Red Army: Herzog-Produced, Polsky-Directed Great Documentary

red_army_posterCannes Film Fest 2014–There was high anticipation in Cannes Film Fest this year for the world premiere of Gabe Polsky’s documentary, Red Army, due to its subject matter and also due to the fact that its executive producer is the estimable Werner Herzog.

Though nominally a sports docu by subject and genre, the topic of Red Army is so encompassing that it covers broader issues well beyond the sports world, such as politics and propaganda. We get a sense of the ways in which the Soviet Union and later Russia continue to revise its collective history, both past and present.

As is known, the Soviet Union dominated the field of ice hockey during the Cold War.  Among other things, the political regime used the team as evidence that communism, despite what the Western world thought, was an effective and satisfying system.

Unlike sports in most capitalistic countries–the U.S. is prime example–which is dominated by the star system, the Soviet hockey players represented a collective team, with presumably no celebrated individual stars, and all committed to their larger national goals.

red_army_3As was the case of other fields of sports (and art and music), Soviet officials selected carefully young children and then place them in boot camps where, to put it bluntly, they were brain-washed with the values of dominant ideology.  Time and again, the players were encouraged to believe that their highest goal was “to beat the West.”

That said, I think director Polsky made a shrewd decision to focus on one player, Viacheslav ‘Slava’ Fetisov. A Red Army recruit from the age of 8, Fetisov enjoyed a long career that spanned several turning points in his country’s history.  And it is through Fetisov’s sports career that we get insights into his country’s history and its place vis-a-vis the rest of the world.

red_army_2Fetisov was a member of the team that lost to the U.S. during the Miracle on Ice at the 1980 Olympics. He became one of the first players to play in NHL after the dissolution of the Soviet Union and the introduction of Gorbachov’s glasnost policy. His career reached its climax when he was appointed Minister of Sport by Vladimir Putin, serving in this position until 2008.  He is now a member of the Federal Assembly of Russia.

Once a proud citizen of the Soviet Union, committed to both sports and country, he got disenchanted with the restrictive Soviet regime, represented to a large degree by his rigid and imposing coach, which may explain how he got seduced by the rewards  (money included) of the America Way.

red_army_1Problem is that the skills that made the Soviets players distinguished, such as teamwork, collectivism, and cooperation, were not valued by–in fact, they ran contrary to–the highly individualistic American sport, which has always emphasized ruthless competition, personal winning, and charismatic personality, which go beyond professional skills per se. Indeed, as the group members began to separate, they started to decline; they seemed to have been lost.  “When they had the puck they shot,” says Fetisov. “For us the puck-holder was a slave to the rest of the team.”

The Soviet hockey’s success in the NHL was the Detroit Red Wings victory at the 1997 Stanley Cup.  Remarkably, the coach Scotty Bowman had built an old-fashioned Soviet team in the midst an American sports franchise.

Speaking of coaches, we meet the team’s first coach, Anatoli Saratov, credited with applying lessons and techniques from ballet and chess to bear on a sport that was largely known for its boxing moves.

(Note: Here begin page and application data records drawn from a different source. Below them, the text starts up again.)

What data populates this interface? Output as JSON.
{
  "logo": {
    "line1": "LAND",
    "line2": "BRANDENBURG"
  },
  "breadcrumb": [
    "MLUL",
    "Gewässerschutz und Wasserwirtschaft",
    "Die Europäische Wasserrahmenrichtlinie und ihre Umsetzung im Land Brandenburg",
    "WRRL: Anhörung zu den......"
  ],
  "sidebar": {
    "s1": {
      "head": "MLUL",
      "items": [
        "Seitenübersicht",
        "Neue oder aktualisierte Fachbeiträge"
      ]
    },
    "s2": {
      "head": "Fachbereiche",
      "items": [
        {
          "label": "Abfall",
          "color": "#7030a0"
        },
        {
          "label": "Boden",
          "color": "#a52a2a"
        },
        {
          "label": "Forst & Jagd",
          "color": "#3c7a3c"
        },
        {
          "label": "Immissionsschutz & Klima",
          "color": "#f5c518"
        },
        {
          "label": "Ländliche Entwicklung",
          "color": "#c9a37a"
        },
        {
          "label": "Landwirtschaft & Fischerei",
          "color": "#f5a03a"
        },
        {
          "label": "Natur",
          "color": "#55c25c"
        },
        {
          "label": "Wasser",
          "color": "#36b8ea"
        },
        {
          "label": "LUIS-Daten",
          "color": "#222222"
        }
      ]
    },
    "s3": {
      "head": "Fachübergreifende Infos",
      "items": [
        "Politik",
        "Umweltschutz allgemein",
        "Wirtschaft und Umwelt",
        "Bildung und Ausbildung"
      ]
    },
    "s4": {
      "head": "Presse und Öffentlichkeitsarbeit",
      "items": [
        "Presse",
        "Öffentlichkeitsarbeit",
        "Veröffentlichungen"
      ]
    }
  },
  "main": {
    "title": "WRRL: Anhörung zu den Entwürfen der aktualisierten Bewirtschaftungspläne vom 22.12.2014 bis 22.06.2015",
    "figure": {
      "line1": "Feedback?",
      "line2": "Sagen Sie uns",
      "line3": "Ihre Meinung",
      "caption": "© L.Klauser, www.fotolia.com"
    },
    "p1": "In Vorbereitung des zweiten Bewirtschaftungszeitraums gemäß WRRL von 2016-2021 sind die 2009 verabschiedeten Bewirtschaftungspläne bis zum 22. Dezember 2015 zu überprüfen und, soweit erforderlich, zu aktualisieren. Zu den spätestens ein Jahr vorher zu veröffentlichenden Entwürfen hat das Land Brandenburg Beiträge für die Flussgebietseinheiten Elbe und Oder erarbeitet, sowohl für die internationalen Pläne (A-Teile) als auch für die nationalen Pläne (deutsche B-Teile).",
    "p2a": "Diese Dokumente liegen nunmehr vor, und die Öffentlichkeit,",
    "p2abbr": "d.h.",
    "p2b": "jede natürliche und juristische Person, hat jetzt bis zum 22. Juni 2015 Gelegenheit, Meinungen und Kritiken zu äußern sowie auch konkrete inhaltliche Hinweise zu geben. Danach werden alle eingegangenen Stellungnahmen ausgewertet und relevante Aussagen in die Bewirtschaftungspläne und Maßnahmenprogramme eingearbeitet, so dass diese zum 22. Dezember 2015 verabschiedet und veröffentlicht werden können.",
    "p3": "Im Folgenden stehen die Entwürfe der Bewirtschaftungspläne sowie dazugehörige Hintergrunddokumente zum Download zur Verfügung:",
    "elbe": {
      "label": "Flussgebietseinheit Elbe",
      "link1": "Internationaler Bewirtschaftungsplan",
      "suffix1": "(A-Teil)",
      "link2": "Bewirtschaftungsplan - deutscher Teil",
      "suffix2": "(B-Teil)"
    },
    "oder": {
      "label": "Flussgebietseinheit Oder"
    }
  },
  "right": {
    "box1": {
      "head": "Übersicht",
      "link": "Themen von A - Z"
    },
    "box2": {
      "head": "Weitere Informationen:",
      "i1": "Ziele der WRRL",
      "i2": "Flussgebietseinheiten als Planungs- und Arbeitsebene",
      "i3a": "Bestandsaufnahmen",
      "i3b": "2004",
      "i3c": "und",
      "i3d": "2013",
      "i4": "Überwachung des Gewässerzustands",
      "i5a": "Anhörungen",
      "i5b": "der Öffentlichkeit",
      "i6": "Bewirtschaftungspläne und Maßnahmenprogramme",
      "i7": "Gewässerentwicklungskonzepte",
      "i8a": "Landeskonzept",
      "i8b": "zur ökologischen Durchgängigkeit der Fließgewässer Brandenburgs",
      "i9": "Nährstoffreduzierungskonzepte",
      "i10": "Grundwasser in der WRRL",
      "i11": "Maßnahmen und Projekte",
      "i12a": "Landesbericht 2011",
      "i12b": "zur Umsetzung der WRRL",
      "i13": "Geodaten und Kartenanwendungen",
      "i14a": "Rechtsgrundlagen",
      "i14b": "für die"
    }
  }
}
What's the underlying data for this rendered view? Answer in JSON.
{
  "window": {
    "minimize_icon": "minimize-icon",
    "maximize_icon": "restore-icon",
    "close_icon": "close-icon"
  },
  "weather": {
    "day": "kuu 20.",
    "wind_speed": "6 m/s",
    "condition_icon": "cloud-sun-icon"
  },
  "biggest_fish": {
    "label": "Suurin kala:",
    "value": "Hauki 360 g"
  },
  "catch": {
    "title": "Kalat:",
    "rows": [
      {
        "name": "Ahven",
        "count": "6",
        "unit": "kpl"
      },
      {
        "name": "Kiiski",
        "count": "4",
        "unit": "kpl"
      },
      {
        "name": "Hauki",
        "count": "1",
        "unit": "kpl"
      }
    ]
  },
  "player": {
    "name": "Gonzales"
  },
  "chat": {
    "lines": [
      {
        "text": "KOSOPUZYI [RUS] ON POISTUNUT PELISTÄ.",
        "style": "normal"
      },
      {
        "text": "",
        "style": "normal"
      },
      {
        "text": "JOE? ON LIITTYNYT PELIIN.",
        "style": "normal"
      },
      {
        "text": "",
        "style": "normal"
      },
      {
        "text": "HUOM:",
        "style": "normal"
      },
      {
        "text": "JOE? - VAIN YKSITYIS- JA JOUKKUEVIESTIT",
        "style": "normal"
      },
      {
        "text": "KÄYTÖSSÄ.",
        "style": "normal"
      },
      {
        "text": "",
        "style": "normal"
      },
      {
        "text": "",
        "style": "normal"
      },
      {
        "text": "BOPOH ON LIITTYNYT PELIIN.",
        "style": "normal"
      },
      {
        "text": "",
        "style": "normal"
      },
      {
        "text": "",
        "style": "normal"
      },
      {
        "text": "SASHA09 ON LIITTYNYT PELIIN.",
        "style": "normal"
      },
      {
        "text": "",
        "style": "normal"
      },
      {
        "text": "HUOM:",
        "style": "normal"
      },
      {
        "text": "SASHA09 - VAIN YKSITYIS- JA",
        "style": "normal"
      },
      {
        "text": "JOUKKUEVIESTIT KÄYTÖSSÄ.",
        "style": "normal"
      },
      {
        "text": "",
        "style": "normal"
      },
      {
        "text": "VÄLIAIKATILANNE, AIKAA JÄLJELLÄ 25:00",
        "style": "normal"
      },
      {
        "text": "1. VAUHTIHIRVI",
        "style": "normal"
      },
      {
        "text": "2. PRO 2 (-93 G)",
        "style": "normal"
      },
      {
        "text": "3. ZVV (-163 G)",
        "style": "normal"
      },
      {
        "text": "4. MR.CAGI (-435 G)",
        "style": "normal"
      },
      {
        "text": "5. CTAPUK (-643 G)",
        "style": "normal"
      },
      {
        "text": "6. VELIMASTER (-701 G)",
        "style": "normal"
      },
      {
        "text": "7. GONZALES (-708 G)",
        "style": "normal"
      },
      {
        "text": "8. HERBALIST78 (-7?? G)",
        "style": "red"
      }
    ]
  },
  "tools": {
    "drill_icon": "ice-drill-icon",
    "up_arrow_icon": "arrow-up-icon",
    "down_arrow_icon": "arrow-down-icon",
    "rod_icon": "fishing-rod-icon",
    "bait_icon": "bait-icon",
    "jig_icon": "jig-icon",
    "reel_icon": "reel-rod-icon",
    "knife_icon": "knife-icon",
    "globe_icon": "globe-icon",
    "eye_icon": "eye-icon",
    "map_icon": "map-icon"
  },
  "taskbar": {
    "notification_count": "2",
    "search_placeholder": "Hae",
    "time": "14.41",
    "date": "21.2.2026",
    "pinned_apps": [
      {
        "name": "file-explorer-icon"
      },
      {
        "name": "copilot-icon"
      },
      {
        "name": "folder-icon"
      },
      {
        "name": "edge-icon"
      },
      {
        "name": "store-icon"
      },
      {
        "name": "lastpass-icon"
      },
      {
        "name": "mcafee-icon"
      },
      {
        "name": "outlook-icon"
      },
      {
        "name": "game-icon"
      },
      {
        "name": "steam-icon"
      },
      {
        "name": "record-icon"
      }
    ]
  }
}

Viktor Tikhonov, the team’s next coach, was a rigid man, who came into conflict with Fetisov, then a top player with strong bargaining power.

The docu’s director is just as colorful as his subjects.  The son of Russian immigrants, Polsky was raised in L.A., and this dual cultural background has certainly benefited his documentary.  Throughout, in both text and subtext, he highlights the contrasts between the Russian and American value systems, which go way beyond the specificity of hockey.

Some of the interviewees are extremely harsh in their approach to Polsky, claiming that he asks the “wrong” questions, using dumb cultural clichés, and so on. At one funny point, Fetisov even gives him the finger! And throughout the on camera interview, the reluctant subject keeps looking at his cel phone

As a filmmaker, Polsky seemed to have been influenced by the strategies (and personality) of his eccentric and feisty executive producers, Werner Herzog and Jerry Weintraub–he is determined, committed, unfazed, and unembarrassed–no matter what the circumstances are–seizing on the dark humor (intentional and unintentional) of the context in which the docu was made, and grasping all the ironies involved in the process.

Did I mention that, along with being informative and insightful, Red Army is vastly entertaining?